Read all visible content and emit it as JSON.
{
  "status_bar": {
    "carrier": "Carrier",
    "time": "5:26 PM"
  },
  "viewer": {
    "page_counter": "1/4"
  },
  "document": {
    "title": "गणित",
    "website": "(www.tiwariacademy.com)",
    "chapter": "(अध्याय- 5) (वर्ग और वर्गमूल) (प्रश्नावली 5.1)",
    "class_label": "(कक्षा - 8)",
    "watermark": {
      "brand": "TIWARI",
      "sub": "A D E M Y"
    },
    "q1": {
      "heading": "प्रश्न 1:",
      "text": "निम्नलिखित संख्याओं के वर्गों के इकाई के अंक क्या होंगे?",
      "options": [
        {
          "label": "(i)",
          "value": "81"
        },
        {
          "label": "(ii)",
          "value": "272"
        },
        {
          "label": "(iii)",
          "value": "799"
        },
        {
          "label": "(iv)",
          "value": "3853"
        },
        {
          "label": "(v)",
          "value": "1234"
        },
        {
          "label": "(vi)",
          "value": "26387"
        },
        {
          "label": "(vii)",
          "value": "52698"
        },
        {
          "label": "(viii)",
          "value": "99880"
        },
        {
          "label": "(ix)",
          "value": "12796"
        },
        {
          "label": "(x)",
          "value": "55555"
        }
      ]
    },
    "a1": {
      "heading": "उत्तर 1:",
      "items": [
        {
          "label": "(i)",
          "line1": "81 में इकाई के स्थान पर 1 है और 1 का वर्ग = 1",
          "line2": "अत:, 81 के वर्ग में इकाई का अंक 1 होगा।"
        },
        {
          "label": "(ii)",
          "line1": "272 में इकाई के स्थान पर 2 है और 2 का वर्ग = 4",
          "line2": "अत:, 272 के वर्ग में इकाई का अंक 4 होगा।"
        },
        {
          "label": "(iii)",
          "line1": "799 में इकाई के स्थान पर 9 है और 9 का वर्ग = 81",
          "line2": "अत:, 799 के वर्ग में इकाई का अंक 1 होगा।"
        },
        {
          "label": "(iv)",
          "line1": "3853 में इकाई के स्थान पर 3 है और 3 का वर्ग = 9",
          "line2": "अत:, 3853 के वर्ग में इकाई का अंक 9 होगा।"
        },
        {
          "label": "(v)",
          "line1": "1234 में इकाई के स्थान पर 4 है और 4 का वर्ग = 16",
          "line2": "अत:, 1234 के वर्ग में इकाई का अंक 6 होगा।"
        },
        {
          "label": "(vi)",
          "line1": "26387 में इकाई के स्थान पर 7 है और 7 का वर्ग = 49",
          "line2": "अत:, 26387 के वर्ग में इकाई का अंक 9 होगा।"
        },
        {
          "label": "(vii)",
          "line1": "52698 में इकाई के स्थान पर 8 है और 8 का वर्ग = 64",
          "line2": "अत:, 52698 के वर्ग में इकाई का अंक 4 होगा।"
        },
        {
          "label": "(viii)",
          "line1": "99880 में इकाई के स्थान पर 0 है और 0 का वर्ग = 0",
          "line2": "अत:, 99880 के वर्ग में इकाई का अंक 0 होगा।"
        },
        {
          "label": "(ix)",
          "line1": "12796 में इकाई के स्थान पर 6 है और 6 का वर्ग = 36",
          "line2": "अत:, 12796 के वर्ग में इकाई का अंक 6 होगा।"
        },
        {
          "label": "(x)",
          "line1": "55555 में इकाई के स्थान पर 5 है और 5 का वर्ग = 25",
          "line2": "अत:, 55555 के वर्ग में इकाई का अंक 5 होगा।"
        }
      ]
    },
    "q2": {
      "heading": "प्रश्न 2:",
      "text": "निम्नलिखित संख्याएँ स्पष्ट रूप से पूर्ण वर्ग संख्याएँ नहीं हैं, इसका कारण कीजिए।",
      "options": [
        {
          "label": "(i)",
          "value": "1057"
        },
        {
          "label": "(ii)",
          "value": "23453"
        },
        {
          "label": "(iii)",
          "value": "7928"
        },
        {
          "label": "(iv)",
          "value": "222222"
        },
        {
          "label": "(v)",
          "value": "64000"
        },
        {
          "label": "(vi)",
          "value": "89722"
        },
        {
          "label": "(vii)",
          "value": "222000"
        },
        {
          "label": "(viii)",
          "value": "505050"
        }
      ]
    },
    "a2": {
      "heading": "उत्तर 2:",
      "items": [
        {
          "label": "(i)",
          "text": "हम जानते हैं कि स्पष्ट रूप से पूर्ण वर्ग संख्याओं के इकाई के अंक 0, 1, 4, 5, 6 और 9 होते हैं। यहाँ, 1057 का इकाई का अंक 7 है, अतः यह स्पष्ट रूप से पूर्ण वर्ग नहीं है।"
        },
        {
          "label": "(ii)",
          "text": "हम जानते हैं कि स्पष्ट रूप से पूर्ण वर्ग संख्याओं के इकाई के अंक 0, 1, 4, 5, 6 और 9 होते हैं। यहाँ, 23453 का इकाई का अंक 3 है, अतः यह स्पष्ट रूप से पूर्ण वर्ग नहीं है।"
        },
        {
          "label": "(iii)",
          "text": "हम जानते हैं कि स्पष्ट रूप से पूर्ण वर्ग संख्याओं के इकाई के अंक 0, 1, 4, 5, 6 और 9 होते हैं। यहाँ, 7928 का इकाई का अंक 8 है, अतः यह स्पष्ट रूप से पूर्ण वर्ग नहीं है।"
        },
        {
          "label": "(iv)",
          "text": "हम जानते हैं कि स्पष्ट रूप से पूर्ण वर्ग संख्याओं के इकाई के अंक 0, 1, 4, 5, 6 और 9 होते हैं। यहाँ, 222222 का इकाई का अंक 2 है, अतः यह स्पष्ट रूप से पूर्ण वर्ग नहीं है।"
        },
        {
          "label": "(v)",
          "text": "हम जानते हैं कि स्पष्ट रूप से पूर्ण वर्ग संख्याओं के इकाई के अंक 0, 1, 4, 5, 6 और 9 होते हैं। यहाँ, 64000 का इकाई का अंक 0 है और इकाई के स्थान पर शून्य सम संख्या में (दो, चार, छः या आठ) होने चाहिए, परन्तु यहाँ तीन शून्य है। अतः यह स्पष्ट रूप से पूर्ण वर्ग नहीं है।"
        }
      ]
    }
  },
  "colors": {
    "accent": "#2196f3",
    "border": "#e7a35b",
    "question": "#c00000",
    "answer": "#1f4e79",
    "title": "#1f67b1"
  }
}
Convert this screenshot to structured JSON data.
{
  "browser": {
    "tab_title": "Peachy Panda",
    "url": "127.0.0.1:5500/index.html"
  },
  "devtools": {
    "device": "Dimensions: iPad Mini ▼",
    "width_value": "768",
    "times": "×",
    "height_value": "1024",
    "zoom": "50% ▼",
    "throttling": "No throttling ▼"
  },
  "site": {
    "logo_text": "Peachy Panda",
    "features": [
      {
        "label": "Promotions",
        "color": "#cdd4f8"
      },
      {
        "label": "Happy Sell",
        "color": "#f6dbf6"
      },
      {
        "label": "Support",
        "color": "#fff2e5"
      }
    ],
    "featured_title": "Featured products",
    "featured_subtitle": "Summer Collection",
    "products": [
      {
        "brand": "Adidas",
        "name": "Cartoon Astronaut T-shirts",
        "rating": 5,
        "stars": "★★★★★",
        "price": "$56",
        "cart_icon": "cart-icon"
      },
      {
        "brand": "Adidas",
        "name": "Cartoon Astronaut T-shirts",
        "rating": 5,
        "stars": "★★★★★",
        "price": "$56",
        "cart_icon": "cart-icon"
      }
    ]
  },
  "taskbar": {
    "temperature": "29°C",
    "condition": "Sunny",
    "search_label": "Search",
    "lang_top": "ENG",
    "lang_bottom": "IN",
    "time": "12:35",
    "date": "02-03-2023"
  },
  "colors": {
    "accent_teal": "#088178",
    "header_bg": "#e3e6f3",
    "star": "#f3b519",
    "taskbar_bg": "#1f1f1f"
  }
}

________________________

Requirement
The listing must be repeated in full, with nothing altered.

Task response
Read all visible content and emit it as JSON.
{
  "status_bar": {
    "carrier": "Carrier",
    "time": "5:26 PM"
  },
  "viewer": {
    "page_counter": "1/4"
  },
  "document": {
    "title": "गणित",
    "website": "(www.tiwariacademy.com)",
    "chapter": "(अध्याय- 5) (वर्ग और वर्गमूल) (प्रश्नावली 5.1)",
    "class_label": "(कक्षा - 8)",
    "watermark": {
      "brand": "TIWARI",
      "sub": "A D E M Y"
    },
    "q1": {
      "heading": "प्रश्न 1:",
      "text": "निम्नलिखित संख्याओं के वर्गों के इकाई के अंक क्या होंगे?",
      "options": [
        {
          "label": "(i)",
          "value": "81"
        },
        {
          "label": "(ii)",
          "value": "272"
        },
        {
          "label": "(iii)",
          "value": "799"
        },
        {
          "label": "(iv)",
          "value": "3853"
        },
        {
          "label": "(v)",
          "value": "1234"
        },
        {
          "label": "(vi)",
          "value": "26387"
        },
        {
          "label": "(vii)",
          "value": "52698"
        },
        {
          "label": "(viii)",
          "value": "99880"
        },
        {
          "label": "(ix)",
          "value": "12796"
        },
        {
          "label": "(x)",
          "value": "55555"
        }
      ]
    },
    "a1": {
      "heading": "उत्तर 1:",
      "items": [
        {
          "label": "(i)",
          "line1": "81 में इकाई के स्थान पर 1 है और 1 का वर्ग = 1",
          "line2": "अत:, 81 के वर्ग में इकाई का अंक 1 होगा।"
        },
        {
          "label": "(ii)",
          "line1": "272 में इकाई के स्थान पर 2 है और 2 का वर्ग = 4",
          "line2": "अत:, 272 के वर्ग में इकाई का अंक 4 होगा।"
        },
        {
          "label": "(iii)",
          "line1": "799 में इकाई के स्थान पर 9 है और 9 का वर्ग = 81",
          "line2": "अत:, 799 के वर्ग में इकाई का अंक 1 होगा।"
        },
        {
          "label": "(iv)",
          "line1": "3853 में इकाई के स्थान पर 3 है और 3 का वर्ग = 9",
          "line2": "अत:, 3853 के वर्ग में इकाई का अंक 9 होगा।"
        },
        {
          "label": "(v)",
          "line1": "1234 में इकाई के स्थान पर 4 है और 4 का वर्ग = 16",
          "line2": "अत:, 1234 के वर्ग में इकाई का अंक 6 होगा।"
        },
        {
          "label": "(vi)",
          "line1": "26387 में इकाई के स्थान पर 7 है और 7 का वर्ग = 49",
          "line2": "अत:, 26387 के वर्ग में इकाई का अंक 9 होगा।"
        },
        {
          "label": "(vii)",
          "line1": "52698 में इकाई के स्थान पर 8 है और 8 का वर्ग = 64",
          "line2": "अत:, 52698 के वर्ग में इकाई का अंक 4 होगा।"
        },
        {
          "label": "(viii)",
          "line1": "99880 में इकाई के स्थान पर 0 है और 0 का वर्ग = 0",
          "line2": "अत:, 99880 के वर्ग में इकाई का अंक 0 होगा।"
        },
        {
          "label": "(ix)",
          "line1": "12796 में इकाई के स्थान पर 6 है और 6 का वर्ग = 36",
          "line2": "अत:, 12796 के वर्ग में इकाई का अंक 6 होगा।"
        },
        {
          "label": "(x)",
          "line1": "55555 में इकाई के स्थान पर 5 है और 5 का वर्ग = 25",
          "line2": "अत:, 55555 के वर्ग में इकाई का अंक 5 होगा।"
        }
      ]
    },
    "q2": {
      "heading": "प्रश्न 2:",
      "text": "निम्नलिखित संख्याएँ स्पष्ट रूप से पूर्ण वर्ग संख्याएँ नहीं हैं, इसका कारण कीजिए।",
      "options": [
        {
          "label": "(i)",
          "value": "1057"
        },
        {
          "label": "(ii)",
          "value": "23453"
        },
        {
          "label": "(iii)",
          "value": "7928"
        },
        {
          "label": "(iv)",
          "value": "222222"
        },
        {
          "label": "(v)",
          "value": "64000"
        },
        {
          "label": "(vi)",
          "value": "89722"
        },
        {
          "label": "(vii)",
          "value": "222000"
        },
        {
          "label": "(viii)",
          "value": "505050"
        }
      ]
    },
    "a2": {
      "heading": "उत्तर 2:",
      "items": [
        {
          "label": "(i)",
          "text": "हम जानते हैं कि स्पष्ट रूप से पूर्ण वर्ग संख्याओं के इकाई के अंक 0, 1, 4, 5, 6 और 9 होते हैं। यहाँ, 1057 का इकाई का अंक 7 है, अतः यह स्पष्ट रूप से पूर्ण वर्ग नहीं है।"
        },
        {
          "label": "(ii)",
          "text": "हम जानते हैं कि स्पष्ट रूप से पूर्ण वर्ग संख्याओं के इकाई के अंक 0, 1, 4, 5, 6 और 9 होते हैं। यहाँ, 23453 का इकाई का अंक 3 है, अतः यह स्पष्ट रूप से पूर्ण वर्ग नहीं है।"
        },
        {
          "label": "(iii)",
          "text": "हम जानते हैं कि स्पष्ट रूप से पूर्ण वर्ग संख्याओं के इकाई के अंक 0, 1, 4, 5, 6 और 9 होते हैं। यहाँ, 7928 का इकाई का अंक 8 है, अतः यह स्पष्ट रूप से पूर्ण वर्ग नहीं है।"
        },
        {
          "label": "(iv)",
          "text": "हम जानते हैं कि स्पष्ट रूप से पूर्ण वर्ग संख्याओं के इकाई के अंक 0, 1, 4, 5, 6 और 9 होते हैं। यहाँ, 222222 का इकाई का अंक 2 है, अतः यह स्पष्ट रूप से पूर्ण वर्ग नहीं है।"
        },
        {
          "label": "(v)",
          "text": "हम जानते हैं कि स्पष्ट रूप से पूर्ण वर्ग संख्याओं के इकाई के अंक 0, 1, 4, 5, 6 और 9 होते हैं। यहाँ, 64000 का इकाई का अंक 0 है और इकाई के स्थान पर शून्य सम संख्या में (दो, चार, छः या आठ) होने चाहिए, परन्तु यहाँ तीन शून्य है। अतः यह स्पष्ट रूप से पूर्ण वर्ग नहीं है।"
        }
      ]
    }
  },
  "colors": {
    "accent": "#2196f3",
    "border": "#e7a35b",
    "question": "#c00000",
    "answer": "#1f4e79",
    "title": "#1f67b1"
  }
}
Convert this screenshot to structured JSON data.
{
  "browser": {
    "tab_title": "Peachy Panda",
    "url": "127.0.0.1:5500/index.html"
  },
  "devtools": {
    "device": "Dimensions: iPad Mini ▼",
    "width_value": "768",
    "times": "×",
    "height_value": "1024",
    "zoom": "50% ▼",
    "throttling": "No throttling ▼"
  },
  "site": {
    "logo_text": "Peachy Panda",
    "features": [
      {
        "label": "Promotions",
        "color": "#cdd4f8"
      },
      {
        "label": "Happy Sell",
        "color": "#f6dbf6"
      },
      {
        "label": "Support",
        "color": "#fff2e5"
      }
    ],
    "featured_title": "Featured products",
    "featured_subtitle": "Summer Collection",
    "products": [
      {
        "brand": "Adidas",
        "name": "Cartoon Astronaut T-shirts",
        "rating": 5,
        "stars": "★★★★★",
        "price": "$56",
        "cart_icon": "cart-icon"
      },
      {
        "brand": "Adidas",
        "name": "Cartoon Astronaut T-shirts",
        "rating": 5,
        "stars": "★★★★★",
        "price": "$56",
        "cart_icon": "cart-icon"
      }
    ]
  },
  "taskbar": {
    "temperature": "29°C",
    "condition": "Sunny",
    "search_label": "Search",
    "lang_top": "ENG",
    "lang_bottom": "IN",
    "time": "12:35",
    "date": "02-03-2023"
  },
  "colors": {
    "accent_teal": "#088178",
    "header_bg": "#e3e6f3",
    "star": "#f3b519",
    "taskbar_bg": "#1f1f1f"
  }
}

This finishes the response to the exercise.